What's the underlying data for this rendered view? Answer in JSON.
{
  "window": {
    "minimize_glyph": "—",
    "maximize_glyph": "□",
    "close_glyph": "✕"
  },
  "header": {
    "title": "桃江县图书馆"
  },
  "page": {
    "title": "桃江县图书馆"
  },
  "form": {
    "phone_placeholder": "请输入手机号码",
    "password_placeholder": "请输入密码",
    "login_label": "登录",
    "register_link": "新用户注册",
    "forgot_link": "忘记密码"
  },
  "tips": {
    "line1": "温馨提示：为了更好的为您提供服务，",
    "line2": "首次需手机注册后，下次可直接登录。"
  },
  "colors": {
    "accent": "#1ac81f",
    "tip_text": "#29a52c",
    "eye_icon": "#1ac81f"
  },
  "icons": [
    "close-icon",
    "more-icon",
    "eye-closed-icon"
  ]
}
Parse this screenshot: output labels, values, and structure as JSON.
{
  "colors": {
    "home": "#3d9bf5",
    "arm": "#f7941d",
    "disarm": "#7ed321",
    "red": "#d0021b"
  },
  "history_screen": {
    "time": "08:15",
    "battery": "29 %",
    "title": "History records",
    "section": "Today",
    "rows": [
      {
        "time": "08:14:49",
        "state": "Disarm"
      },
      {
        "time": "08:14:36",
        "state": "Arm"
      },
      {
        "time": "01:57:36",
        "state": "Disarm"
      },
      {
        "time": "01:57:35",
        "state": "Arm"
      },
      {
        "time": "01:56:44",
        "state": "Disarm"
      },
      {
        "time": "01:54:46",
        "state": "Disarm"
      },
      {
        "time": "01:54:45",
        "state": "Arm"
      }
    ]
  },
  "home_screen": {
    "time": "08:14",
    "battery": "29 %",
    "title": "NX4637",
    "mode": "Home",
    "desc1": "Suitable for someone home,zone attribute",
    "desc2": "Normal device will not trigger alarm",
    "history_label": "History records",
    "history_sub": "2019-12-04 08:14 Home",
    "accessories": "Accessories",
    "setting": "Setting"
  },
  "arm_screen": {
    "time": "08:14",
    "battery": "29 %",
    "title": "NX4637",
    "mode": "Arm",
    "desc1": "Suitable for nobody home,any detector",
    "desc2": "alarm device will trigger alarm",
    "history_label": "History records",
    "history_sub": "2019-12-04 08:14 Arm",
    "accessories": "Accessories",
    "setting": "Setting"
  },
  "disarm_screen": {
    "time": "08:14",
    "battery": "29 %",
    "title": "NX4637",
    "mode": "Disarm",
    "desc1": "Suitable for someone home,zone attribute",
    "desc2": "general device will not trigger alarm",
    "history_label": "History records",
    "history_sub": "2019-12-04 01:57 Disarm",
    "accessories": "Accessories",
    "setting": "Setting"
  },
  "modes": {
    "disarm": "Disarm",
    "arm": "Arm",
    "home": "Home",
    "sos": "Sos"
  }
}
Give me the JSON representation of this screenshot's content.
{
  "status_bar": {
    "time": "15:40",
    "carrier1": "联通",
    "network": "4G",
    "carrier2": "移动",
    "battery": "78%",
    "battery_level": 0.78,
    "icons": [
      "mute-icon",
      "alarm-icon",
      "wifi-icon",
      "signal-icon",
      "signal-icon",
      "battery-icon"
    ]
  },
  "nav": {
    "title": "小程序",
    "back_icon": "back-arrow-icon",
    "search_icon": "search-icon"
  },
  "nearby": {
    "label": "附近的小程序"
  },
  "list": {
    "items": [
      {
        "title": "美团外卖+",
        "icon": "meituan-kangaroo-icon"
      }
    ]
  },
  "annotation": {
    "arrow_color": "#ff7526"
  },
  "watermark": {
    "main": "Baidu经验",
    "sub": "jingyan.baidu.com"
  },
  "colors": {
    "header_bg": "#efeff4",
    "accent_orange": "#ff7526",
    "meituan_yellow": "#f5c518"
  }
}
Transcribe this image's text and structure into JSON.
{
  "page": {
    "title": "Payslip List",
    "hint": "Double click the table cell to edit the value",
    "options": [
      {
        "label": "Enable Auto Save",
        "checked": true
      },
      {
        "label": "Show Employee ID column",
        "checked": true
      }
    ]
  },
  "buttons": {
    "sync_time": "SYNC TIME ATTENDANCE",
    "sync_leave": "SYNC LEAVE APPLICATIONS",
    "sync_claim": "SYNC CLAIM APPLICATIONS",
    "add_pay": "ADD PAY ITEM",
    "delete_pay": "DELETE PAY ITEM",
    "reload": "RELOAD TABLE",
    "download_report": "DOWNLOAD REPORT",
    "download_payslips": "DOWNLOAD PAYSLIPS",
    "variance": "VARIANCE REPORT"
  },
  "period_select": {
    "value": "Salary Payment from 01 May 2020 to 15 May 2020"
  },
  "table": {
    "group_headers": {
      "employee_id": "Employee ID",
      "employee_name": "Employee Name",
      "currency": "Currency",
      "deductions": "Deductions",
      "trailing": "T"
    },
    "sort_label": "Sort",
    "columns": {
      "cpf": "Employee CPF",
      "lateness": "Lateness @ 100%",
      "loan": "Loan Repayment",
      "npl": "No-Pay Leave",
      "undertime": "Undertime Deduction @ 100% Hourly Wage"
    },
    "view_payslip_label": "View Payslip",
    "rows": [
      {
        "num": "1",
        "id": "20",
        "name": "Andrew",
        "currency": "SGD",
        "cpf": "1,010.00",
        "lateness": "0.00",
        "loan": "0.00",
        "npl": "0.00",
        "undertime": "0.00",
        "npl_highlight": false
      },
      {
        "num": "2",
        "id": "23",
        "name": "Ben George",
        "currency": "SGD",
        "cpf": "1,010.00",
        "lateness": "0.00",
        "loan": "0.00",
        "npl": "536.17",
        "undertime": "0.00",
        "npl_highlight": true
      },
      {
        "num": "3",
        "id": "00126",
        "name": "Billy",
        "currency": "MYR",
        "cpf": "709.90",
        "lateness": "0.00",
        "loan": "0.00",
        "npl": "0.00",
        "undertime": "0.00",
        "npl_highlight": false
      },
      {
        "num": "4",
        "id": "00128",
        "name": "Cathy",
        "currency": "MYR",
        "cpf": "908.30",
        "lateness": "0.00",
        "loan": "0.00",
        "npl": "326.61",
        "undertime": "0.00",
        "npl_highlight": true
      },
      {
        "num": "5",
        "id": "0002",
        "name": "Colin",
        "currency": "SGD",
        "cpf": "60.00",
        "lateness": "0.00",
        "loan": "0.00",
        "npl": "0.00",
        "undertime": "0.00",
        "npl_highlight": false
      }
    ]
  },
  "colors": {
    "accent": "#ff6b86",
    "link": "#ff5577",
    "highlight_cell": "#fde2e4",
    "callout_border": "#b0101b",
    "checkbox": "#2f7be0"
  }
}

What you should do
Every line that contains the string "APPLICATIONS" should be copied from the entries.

Response for this exercise
    "sync_leave": "SYNC LEAVE APPLICATIONS",
    "sync_claim": "SYNC CLAIM APPLICATIONS",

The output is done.